Records for the task ::

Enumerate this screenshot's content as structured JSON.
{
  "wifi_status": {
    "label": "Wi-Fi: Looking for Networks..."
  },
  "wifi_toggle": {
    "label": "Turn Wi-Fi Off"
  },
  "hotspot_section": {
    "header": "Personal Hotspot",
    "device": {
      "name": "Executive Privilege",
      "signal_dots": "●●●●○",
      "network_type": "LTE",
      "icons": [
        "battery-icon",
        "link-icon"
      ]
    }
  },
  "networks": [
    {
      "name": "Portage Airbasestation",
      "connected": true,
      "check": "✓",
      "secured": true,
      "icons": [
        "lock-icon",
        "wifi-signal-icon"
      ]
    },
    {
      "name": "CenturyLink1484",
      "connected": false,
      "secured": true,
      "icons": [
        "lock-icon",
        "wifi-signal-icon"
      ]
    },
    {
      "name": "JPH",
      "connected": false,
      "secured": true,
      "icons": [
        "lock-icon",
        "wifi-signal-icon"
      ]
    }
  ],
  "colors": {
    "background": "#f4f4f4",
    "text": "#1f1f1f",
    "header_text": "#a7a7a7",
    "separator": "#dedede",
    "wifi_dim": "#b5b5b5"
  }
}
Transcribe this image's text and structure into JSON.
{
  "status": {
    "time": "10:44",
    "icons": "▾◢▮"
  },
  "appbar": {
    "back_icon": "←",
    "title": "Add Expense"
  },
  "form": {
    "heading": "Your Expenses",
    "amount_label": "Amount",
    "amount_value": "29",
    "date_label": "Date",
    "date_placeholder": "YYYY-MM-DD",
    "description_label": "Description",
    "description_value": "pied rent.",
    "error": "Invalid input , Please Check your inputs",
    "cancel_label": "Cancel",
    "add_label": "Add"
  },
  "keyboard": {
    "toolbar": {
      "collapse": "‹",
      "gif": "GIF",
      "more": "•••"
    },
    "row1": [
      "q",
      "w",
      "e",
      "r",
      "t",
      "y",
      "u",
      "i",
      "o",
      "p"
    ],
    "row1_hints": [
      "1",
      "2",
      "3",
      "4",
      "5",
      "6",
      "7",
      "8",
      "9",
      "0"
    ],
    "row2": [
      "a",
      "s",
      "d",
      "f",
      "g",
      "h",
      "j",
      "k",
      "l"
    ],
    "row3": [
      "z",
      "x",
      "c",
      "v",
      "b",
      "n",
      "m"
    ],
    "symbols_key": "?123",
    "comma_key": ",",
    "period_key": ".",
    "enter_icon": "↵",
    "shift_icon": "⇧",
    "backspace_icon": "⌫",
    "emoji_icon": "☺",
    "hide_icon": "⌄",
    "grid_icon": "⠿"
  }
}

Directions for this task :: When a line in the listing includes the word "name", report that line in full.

Task output ::
      "name": "Executive Privilege",
      "name": "Portage Airbasestation",
      "name": "CenturyLink1484",
      "name": "JPH",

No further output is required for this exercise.